**EXTRACTED ENTRIES**:
▬▬▬▬▬▬
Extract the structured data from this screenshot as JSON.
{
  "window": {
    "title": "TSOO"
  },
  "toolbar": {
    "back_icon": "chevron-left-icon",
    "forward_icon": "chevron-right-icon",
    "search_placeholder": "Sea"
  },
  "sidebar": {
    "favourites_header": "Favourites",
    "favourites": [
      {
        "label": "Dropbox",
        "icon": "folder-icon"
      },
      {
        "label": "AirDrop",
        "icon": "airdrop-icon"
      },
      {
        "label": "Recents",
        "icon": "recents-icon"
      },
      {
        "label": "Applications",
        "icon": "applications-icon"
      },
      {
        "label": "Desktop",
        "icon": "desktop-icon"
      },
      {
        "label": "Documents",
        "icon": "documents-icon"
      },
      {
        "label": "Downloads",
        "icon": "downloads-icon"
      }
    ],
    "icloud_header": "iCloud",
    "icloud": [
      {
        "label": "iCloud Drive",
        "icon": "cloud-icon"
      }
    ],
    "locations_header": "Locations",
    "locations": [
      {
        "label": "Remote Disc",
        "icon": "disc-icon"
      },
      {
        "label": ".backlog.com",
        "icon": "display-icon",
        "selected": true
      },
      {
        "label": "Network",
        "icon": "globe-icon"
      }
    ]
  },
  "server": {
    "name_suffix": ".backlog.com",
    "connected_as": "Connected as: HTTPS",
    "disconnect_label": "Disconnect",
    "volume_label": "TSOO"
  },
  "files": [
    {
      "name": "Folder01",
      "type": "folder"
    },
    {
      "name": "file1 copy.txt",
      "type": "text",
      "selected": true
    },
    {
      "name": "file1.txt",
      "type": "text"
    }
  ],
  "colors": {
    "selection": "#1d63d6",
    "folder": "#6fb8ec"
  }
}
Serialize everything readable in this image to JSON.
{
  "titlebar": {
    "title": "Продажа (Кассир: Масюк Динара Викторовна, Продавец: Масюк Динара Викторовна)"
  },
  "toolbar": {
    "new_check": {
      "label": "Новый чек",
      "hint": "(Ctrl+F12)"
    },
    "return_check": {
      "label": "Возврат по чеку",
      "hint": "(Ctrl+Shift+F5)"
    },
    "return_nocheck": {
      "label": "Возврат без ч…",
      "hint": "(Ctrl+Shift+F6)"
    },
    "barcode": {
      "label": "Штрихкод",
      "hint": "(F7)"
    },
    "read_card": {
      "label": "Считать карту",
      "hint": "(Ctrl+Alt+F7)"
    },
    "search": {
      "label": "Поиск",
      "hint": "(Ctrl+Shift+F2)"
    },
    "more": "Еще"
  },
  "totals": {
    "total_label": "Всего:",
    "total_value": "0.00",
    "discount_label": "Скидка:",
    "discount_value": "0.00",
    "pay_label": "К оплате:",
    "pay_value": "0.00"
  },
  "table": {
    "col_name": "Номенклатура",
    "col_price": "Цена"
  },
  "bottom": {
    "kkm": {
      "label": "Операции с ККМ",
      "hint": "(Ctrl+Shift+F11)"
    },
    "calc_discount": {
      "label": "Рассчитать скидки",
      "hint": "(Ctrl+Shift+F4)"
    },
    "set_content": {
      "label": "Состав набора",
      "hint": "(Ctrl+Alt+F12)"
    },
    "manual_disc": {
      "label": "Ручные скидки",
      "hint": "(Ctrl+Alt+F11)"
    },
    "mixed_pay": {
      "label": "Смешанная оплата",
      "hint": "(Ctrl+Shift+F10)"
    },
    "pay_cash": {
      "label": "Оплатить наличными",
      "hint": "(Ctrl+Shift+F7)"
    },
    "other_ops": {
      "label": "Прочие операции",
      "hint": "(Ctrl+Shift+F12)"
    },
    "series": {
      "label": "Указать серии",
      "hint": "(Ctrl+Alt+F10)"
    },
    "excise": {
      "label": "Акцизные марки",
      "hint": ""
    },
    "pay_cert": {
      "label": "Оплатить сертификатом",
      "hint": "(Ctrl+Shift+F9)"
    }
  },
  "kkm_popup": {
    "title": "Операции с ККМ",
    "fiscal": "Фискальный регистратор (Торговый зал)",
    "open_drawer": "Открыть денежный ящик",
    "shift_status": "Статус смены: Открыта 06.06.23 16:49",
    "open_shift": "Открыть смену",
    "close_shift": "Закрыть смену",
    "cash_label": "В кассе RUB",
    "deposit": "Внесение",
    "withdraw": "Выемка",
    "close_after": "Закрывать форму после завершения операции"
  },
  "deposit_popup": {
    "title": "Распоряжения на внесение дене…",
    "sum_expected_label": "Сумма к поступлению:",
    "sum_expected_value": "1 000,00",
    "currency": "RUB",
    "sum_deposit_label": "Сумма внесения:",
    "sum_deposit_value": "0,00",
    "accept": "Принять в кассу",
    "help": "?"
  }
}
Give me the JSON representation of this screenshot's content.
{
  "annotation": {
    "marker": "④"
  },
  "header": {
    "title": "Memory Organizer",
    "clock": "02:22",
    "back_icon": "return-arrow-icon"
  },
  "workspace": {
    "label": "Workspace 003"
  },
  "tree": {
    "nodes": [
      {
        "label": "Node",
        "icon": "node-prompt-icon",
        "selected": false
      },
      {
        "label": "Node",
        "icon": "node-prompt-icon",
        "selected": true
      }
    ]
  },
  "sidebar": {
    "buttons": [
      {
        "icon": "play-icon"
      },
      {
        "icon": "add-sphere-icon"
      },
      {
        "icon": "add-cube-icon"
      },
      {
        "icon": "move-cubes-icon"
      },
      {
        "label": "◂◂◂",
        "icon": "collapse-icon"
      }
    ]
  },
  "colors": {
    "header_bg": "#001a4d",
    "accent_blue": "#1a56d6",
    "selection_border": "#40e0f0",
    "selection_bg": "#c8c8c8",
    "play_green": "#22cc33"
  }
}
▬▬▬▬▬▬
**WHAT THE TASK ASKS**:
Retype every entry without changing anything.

**REPLY**:
Extract the structured data from this screenshot as JSON.
{
  "window": {
    "title": "TSOO"
  },
  "toolbar": {
    "back_icon": "chevron-left-icon",
    "forward_icon": "chevron-right-icon",
    "search_placeholder": "Sea"
  },
  "sidebar": {
    "favourites_header": "Favourites",
    "favourites": [
      {
        "label": "Dropbox",
        "icon": "folder-icon"
      },
      {
        "label": "AirDrop",
        "icon": "airdrop-icon"
      },
      {
        "label": "Recents",
        "icon": "recents-icon"
      },
      {
        "label": "Applications",
        "icon": "applications-icon"
      },
      {
        "label": "Desktop",
        "icon": "desktop-icon"
      },
      {
        "label": "Documents",
        "icon": "documents-icon"
      },
      {
        "label": "Downloads",
        "icon": "downloads-icon"
      }
    ],
    "icloud_header": "iCloud",
    "icloud": [
      {
        "label": "iCloud Drive",
        "icon": "cloud-icon"
      }
    ],
    "locations_header": "Locations",
    "locations": [
      {
        "label": "Remote Disc",
        "icon": "disc-icon"
      },
      {
        "label": ".backlog.com",
        "icon": "display-icon",
        "selected": true
      },
      {
        "label": "Network",
        "icon": "globe-icon"
      }
    ]
  },
  "server": {
    "name_suffix": ".backlog.com",
    "connected_as": "Connected as: HTTPS",
    "disconnect_label": "Disconnect",
    "volume_label": "TSOO"
  },
  "files": [
    {
      "name": "Folder01",
      "type": "folder"
    },
    {
      "name": "file1 copy.txt",
      "type": "text",
      "selected": true
    },
    {
      "name": "file1.txt",
      "type": "text"
    }
  ],
  "colors": {
    "selection": "#1d63d6",
    "folder": "#6fb8ec"
  }
}
Serialize everything readable in this image to JSON.
{
  "titlebar": {
    "title": "Продажа (Кассир: Масюк Динара Викторовна, Продавец: Масюк Динара Викторовна)"
  },
  "toolbar": {
    "new_check": {
      "label": "Новый чек",
      "hint": "(Ctrl+F12)"
    },
    "return_check": {
      "label": "Возврат по чеку",
      "hint": "(Ctrl+Shift+F5)"
    },
    "return_nocheck": {
      "label": "Возврат без ч…",
      "hint": "(Ctrl+Shift+F6)"
    },
    "barcode": {
      "label": "Штрихкод",
      "hint": "(F7)"
    },
    "read_card": {
      "label": "Считать карту",
      "hint": "(Ctrl+Alt+F7)"
    },
    "search": {
      "label": "Поиск",
      "hint": "(Ctrl+Shift+F2)"
    },
    "more": "Еще"
  },
  "totals": {
    "total_label": "Всего:",
    "total_value": "0.00",
    "discount_label": "Скидка:",
    "discount_value": "0.00",
    "pay_label": "К оплате:",
    "pay_value": "0.00"
  },
  "table": {
    "col_name": "Номенклатура",
    "col_price": "Цена"
  },
  "bottom": {
    "kkm": {
      "label": "Операции с ККМ",
      "hint": "(Ctrl+Shift+F11)"
    },
    "calc_discount": {
      "label": "Рассчитать скидки",
      "hint": "(Ctrl+Shift+F4)"
    },
    "set_content": {
      "label": "Состав набора",
      "hint": "(Ctrl+Alt+F12)"
    },
    "manual_disc": {
      "label": "Ручные скидки",
      "hint": "(Ctrl+Alt+F11)"
    },
    "mixed_pay": {
      "label": "Смешанная оплата",
      "hint": "(Ctrl+Shift+F10)"
    },
    "pay_cash": {
      "label": "Оплатить наличными",
      "hint": "(Ctrl+Shift+F7)"
    },
    "other_ops": {
      "label": "Прочие операции",
      "hint": "(Ctrl+Shift+F12)"
    },
    "series": {
      "label": "Указать серии",
      "hint": "(Ctrl+Alt+F10)"
    },
    "excise": {
      "label": "Акцизные марки",
      "hint": ""
    },
    "pay_cert": {
      "label": "Оплатить сертификатом",
      "hint": "(Ctrl+Shift+F9)"
    }
  },
  "kkm_popup": {
    "title": "Операции с ККМ",
    "fiscal": "Фискальный регистратор (Торговый зал)",
    "open_drawer": "Открыть денежный ящик",
    "shift_status": "Статус смены: Открыта 06.06.23 16:49",
    "open_shift": "Открыть смену",
    "close_shift": "Закрыть смену",
    "cash_label": "В кассе RUB",
    "deposit": "Внесение",
    "withdraw": "Выемка",
    "close_after": "Закрывать форму после завершения операции"
  },
  "deposit_popup": {
    "title": "Распоряжения на внесение дене…",
    "sum_expected_label": "Сумма к поступлению:",
    "sum_expected_value": "1 000,00",
    "currency": "RUB",
    "sum_deposit_label": "Сумма внесения:",
    "sum_deposit_value": "0,00",
    "accept": "Принять в кассу",
    "help": "?"
  }
}
Give me the JSON representation of this screenshot's content.
{
  "annotation": {
    "marker": "④"
  },
  "header": {
    "title": "Memory Organizer",
    "clock": "02:22",
    "back_icon": "return-arrow-icon"
  },
  "workspace": {
    "label": "Workspace 003"
  },
  "tree": {
    "nodes": [
      {
        "label": "Node",
        "icon": "node-prompt-icon",
        "selected": false
      },
      {
        "label": "Node",
        "icon": "node-prompt-icon",
        "selected": true
      }
    ]
  },
  "sidebar": {
    "buttons": [
      {
        "icon": "play-icon"
      },
      {
        "icon": "add-sphere-icon"
      },
      {
        "icon": "add-cube-icon"
      },
      {
        "icon": "move-cubes-icon"
      },
      {
        "label": "◂◂◂",
        "icon": "collapse-icon"
      }
    ]
  },
  "colors": {
    "header_bg": "#001a4d",
    "accent_blue": "#1a56d6",
    "selection_border": "#40e0f0",
    "selection_bg": "#c8c8c8",
    "play_green": "#22cc33"
  }
}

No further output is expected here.